Text

 As technologies of machine learning and computer vision advance, a growing number of enterprises are applying these technologies to medicine. Based on an ethnography at an AI startup in South Korea, which is largely composed of scientists and doctors, I examine the process in which a medical imaging AI is shaped through a selective simulation of human vision and continuous negotiation between doctors and scientists. The development of medical imaging AI diagnostic software involves two steps: training the model with large sets of paired data of medical images and diagnostic information and then visualizing the result into a human-readable format. I consider the medical imaging AI as an attempt to produce a “digital second eye” and show how a doctor’s diagnostic ability is inevitably reduced to visual interpretation of medical images, while other medical expertise such as anatomical knowledge is excluded from the AI training process. Following the tensions and compromises between scientists and doctors in making the software, I then point out that simulation of a human eye allows the software to encompass not only codes and algorithms but also heterogeneous assumptions and understandings on medical knowledge, practice, and expertise. While scientists understand medical diagnosis as pattern recognition, which they believe can be better achieved with computers, doctors make medical diagnoses based on clinically proven medical experiences. Grounded in an empirical study of an ongoing project, this paper shows how disputes between scientists and doctors are provoked, mediated, and settled in the making of medical imaging AI.

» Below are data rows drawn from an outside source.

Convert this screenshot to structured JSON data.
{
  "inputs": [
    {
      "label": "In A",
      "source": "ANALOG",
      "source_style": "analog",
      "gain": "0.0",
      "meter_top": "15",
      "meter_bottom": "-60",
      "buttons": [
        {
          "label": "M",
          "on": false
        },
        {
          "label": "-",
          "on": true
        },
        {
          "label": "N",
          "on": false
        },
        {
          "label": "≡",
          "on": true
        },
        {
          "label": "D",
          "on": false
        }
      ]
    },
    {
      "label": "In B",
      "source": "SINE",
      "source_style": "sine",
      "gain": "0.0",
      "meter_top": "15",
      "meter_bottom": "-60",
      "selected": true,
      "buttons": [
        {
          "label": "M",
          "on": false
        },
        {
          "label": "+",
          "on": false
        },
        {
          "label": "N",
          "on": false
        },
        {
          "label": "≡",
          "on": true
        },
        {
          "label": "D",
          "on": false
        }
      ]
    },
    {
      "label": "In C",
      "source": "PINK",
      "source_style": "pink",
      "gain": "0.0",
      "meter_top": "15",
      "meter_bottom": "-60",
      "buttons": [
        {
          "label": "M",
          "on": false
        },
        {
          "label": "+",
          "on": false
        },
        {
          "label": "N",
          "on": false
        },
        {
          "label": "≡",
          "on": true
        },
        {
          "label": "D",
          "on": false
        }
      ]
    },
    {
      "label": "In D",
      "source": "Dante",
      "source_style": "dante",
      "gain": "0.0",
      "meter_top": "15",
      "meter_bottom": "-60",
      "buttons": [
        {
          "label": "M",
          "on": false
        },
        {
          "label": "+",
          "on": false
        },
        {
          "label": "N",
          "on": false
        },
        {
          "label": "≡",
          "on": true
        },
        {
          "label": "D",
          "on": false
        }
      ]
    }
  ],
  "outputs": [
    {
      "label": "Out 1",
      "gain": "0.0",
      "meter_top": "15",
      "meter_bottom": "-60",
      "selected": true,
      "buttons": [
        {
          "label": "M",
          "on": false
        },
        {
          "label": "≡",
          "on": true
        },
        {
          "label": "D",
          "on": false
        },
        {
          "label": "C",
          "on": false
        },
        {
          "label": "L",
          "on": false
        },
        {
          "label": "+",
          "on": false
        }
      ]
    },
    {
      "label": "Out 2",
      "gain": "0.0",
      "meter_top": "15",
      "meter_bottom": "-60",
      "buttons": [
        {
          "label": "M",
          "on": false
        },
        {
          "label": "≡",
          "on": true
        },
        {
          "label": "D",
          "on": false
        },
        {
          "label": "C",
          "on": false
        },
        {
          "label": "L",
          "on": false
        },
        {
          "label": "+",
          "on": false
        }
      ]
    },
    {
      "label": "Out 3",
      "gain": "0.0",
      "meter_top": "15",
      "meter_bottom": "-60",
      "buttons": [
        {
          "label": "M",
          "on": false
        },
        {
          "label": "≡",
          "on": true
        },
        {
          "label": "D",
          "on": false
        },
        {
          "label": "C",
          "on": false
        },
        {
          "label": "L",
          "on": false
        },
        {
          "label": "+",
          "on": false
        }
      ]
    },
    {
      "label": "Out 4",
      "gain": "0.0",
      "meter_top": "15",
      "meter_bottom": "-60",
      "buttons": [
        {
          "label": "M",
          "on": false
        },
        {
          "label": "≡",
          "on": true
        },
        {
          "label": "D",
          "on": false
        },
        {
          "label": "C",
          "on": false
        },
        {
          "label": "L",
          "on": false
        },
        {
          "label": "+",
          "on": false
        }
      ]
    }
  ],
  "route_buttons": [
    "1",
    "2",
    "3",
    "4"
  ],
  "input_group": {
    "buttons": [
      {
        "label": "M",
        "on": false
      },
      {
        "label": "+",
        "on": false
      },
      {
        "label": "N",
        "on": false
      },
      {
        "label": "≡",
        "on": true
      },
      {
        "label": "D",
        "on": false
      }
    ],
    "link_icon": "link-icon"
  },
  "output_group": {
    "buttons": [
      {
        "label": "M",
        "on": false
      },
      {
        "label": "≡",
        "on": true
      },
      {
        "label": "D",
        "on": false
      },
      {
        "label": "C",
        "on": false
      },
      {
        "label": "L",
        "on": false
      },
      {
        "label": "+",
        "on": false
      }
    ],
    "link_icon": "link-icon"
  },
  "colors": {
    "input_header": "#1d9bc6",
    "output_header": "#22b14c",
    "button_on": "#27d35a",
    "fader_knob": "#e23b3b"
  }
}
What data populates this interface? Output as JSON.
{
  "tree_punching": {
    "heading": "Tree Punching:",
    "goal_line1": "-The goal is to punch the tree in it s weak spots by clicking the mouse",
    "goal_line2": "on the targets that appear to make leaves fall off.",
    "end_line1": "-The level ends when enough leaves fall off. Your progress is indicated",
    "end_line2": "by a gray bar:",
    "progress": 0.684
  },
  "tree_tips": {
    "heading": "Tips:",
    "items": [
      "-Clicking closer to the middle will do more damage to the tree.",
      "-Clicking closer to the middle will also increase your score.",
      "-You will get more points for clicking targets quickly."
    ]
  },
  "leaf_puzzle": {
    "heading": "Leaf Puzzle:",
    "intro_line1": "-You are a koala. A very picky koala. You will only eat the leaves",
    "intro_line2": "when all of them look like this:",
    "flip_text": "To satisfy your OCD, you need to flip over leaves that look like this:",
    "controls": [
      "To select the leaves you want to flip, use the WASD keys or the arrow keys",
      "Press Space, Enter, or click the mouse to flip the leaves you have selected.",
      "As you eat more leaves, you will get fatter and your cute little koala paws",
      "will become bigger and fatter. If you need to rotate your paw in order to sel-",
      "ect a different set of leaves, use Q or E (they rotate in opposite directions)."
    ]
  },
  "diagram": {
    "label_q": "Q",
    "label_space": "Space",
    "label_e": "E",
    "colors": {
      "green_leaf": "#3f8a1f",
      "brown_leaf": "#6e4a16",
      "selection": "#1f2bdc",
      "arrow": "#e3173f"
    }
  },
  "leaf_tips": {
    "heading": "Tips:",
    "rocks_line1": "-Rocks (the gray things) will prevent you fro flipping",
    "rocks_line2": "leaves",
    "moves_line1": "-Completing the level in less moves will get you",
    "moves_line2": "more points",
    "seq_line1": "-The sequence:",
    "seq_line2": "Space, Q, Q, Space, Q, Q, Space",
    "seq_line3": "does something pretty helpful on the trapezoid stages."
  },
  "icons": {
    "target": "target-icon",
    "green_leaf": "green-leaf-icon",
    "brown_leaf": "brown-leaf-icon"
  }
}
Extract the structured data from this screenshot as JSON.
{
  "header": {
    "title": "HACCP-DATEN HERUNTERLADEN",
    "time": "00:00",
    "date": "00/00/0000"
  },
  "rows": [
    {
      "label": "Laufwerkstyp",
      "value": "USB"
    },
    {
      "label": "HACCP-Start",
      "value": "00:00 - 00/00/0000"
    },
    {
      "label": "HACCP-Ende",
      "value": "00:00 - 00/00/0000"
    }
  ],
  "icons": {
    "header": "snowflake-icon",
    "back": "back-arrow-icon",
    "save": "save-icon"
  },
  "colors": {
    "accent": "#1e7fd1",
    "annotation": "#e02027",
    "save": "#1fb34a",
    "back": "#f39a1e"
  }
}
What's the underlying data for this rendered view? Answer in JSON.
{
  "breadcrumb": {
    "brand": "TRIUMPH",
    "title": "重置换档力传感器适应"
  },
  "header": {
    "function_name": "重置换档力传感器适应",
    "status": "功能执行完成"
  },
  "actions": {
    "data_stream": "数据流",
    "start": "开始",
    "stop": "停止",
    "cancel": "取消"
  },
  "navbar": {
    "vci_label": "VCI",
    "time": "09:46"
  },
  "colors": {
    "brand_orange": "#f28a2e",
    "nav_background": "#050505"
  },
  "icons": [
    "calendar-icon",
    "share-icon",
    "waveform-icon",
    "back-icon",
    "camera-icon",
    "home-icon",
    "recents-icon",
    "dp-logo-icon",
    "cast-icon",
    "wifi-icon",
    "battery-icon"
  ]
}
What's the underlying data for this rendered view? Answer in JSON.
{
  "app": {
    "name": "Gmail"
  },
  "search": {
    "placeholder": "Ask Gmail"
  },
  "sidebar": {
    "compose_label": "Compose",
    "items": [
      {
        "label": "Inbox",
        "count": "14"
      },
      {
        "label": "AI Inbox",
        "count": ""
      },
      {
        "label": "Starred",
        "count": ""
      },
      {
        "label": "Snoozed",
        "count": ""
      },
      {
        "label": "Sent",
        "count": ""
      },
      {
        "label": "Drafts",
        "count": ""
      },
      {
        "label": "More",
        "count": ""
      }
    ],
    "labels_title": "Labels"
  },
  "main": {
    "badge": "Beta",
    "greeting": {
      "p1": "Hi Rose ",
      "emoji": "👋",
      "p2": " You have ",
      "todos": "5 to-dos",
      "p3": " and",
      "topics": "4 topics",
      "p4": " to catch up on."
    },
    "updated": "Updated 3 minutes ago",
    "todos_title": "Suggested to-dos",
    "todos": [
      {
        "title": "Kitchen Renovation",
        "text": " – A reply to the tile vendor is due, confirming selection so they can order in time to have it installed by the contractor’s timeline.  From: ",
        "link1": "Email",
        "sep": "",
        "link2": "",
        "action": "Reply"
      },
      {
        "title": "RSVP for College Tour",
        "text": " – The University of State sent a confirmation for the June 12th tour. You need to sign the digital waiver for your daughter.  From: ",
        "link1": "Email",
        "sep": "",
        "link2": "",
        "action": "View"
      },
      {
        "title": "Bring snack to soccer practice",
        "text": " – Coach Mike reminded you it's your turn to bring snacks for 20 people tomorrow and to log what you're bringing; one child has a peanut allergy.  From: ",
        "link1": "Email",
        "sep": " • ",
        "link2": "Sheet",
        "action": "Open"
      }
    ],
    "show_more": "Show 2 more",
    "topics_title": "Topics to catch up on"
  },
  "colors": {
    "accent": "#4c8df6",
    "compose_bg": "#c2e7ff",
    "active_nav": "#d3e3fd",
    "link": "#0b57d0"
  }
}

License

Creative Commons Licence

Creator(s)

Contributors

Created date

February 8, 2019

Critical Commentary

This is an abstract that was submitted to the 2018 4S Annual Conference held in Sydney, by Heesun Shin of Korea Advanced Institute of Science and Technology. It was presented in the session titled "That Which Arises from the (Human or Mechanical) Eye." 

The abstract was selected as it holds a key topic of interest to the contributor's research. Specifically having to do with the link between visually based medical learning and diagnosis. 

Source

This is an abstract that was submitted to the 2018 4S Annual Conference held in Sydney, by Heesun Shin of Korea Advanced Institute of Science and Technology.

Language

English